Element data from apps and pages
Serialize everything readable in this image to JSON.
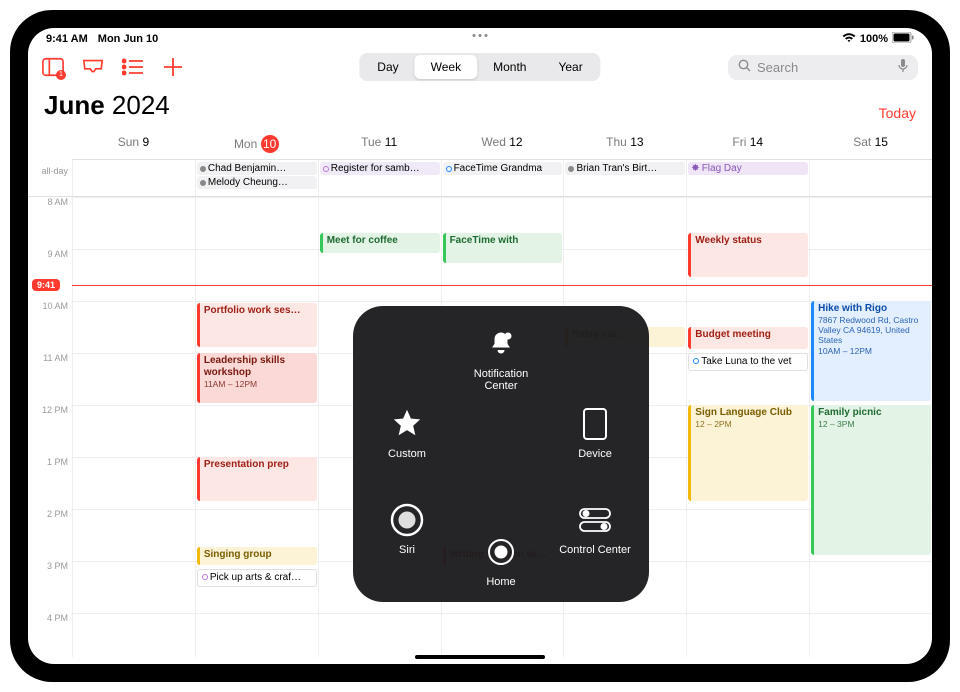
{
  "status": {
    "time": "9:41 AM",
    "date": "Mon Jun 10",
    "battery": "100%"
  },
  "toolbar": {
    "badge": "1",
    "views": {
      "day": "Day",
      "week": "Week",
      "month": "Month",
      "year": "Year"
    },
    "search_placeholder": "Search"
  },
  "header": {
    "month": "June",
    "year": "2024",
    "today": "Today"
  },
  "days": [
    {
      "short": "Sun",
      "num": "9"
    },
    {
      "short": "Mon",
      "num": "10"
    },
    {
      "short": "Tue",
      "num": "11"
    },
    {
      "short": "Wed",
      "num": "12"
    },
    {
      "short": "Thu",
      "num": "13"
    },
    {
      "short": "Fri",
      "num": "14"
    },
    {
      "short": "Sat",
      "num": "15"
    }
  ],
  "allday_label": "all-day",
  "allday": {
    "mon": [
      {
        "label": "Chad Benjamin…"
      },
      {
        "label": "Melody Cheung…"
      }
    ],
    "tue": {
      "label": "Register for samb…"
    },
    "wed": {
      "label": "FaceTime Grandma"
    },
    "thu": {
      "label": "Brian Tran's Birt…"
    },
    "fri": {
      "label": "Flag Day"
    }
  },
  "hours": [
    "8 AM",
    "9 AM",
    "10 AM",
    "11 AM",
    "12 PM",
    "1 PM",
    "2 PM",
    "3 PM",
    "4 PM"
  ],
  "now": "9:41",
  "events": {
    "mon": {
      "portfolio": "Portfolio work ses…",
      "leadership": "Leadership skills workshop",
      "leadership_time": "11AM – 12PM",
      "presentation": "Presentation prep",
      "singing": "Singing group",
      "pickup": "Pick up arts & craf…"
    },
    "tue": {
      "coffee": "Meet for coffee"
    },
    "wed": {
      "facetime": "FaceTime with",
      "writing": "Writing session wi…"
    },
    "thu": {
      "bday": "thday car…"
    },
    "fri": {
      "weekly": "Weekly status",
      "budget": "Budget meeting",
      "luna": "Take Luna to the vet",
      "signlang": "Sign Language Club",
      "signlang_time": "12 – 2PM"
    },
    "sat": {
      "hike": "Hike with Rigo",
      "hike_loc": "7867 Redwood Rd, Castro Valley CA 94619, United States",
      "hike_time": "10AM – 12PM",
      "picnic": "Family picnic",
      "picnic_time": "12 – 3PM"
    }
  },
  "atouch": {
    "notification": "Notification Center",
    "custom": "Custom",
    "device": "Device",
    "siri": "Siri",
    "control": "Control Center",
    "home": "Home"
  }
}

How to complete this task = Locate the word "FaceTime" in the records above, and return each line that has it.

Answer box =
      "label": "FaceTime Grandma"
      "facetime": "FaceTime with",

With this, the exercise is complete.